Tucked into a very old and very modest building in Brighton is Boston’s most state of the art high school. In fact, it has become a model the world over. There are laptop computers for every student. PowerPoint presentations and website construction are as common as term papers and homework. And it’s all found in a public high school.
First period at TechBoston Academy, students head not for their lockers, but for their laptops. At TechBoston, there are laptops for all. Here, students are wired by wireless. The days of projects done with poster board and magic marker are numbered, replaced by PowerPoint and Microsoft Excel.

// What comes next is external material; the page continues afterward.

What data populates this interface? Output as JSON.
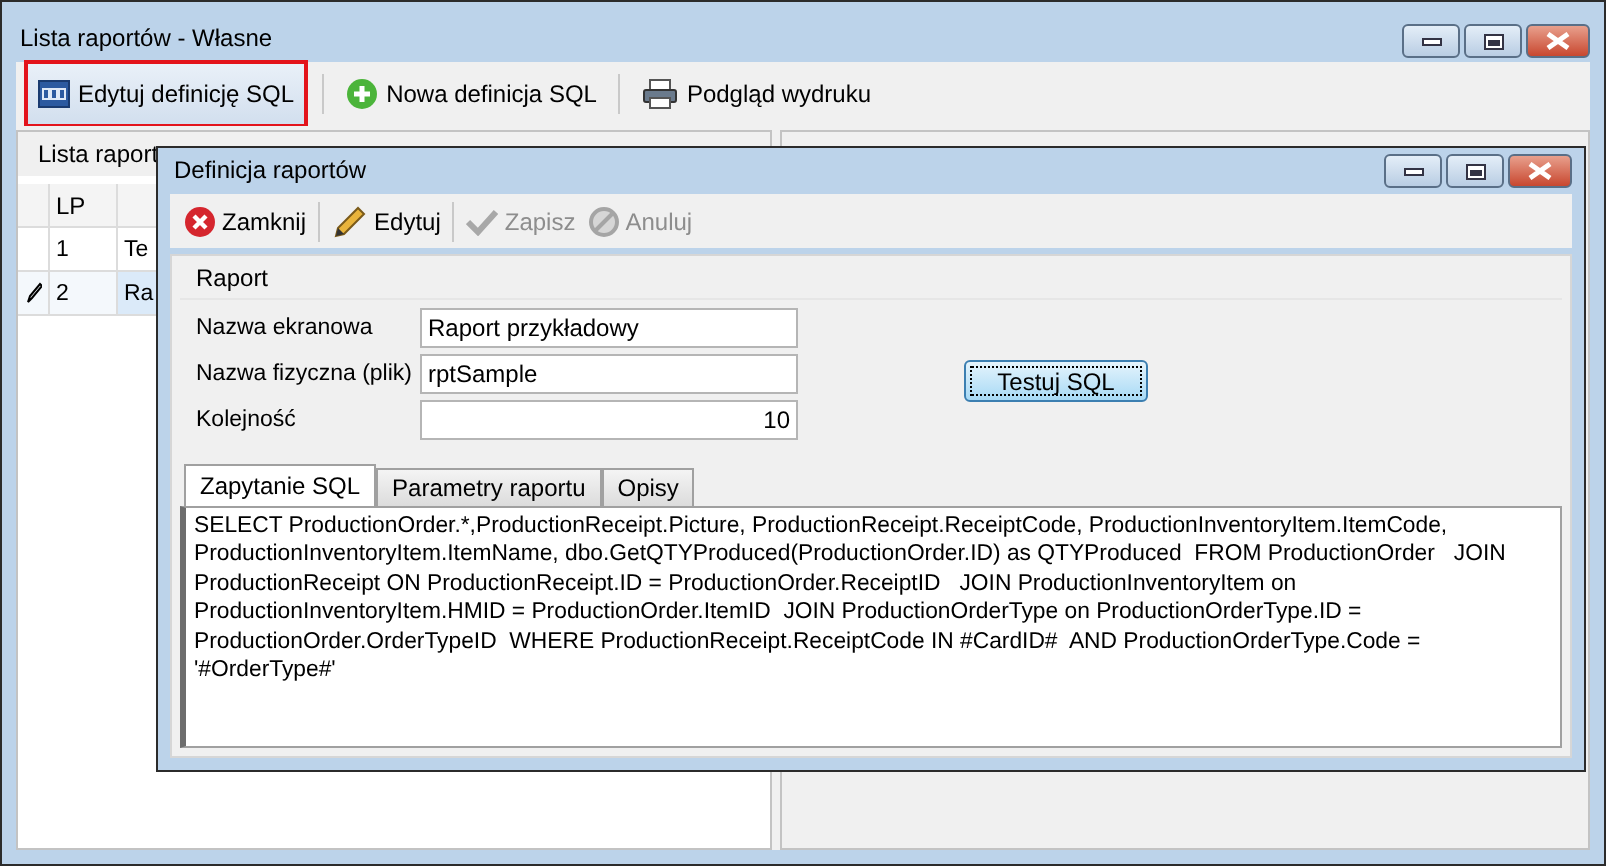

Even the chalkboard has gone the way of the Commodore, replaced by interactive Smartboards.
Mary Skipper is the headmaster of TechBoston. “This generation has grown up in a world of videos and music and computers,” she says. “To go back and revert to a chalkboard doesn’t work for these kids.” But the technology is working for the 80-some students selected in a random lottery to be TechBoston’s inaugural class last fall. “It’s the best part, just coming here,” says 16-year-old student Isaiah Brown.
TechBoston is a small pilot school with a longer school day that runs from 8:30 to 4:30. It also has an extended school year that runs through the summer, and class sizes are small. “You know all [the teachers] care,” says Brown. What’s more, TechBoston is entirely interactive, with homework emailed back and forth and teachers monitoring what students are doing on their laptops from their own central computer. As for the days of pen, paper and bluebooks, that’s the way it was.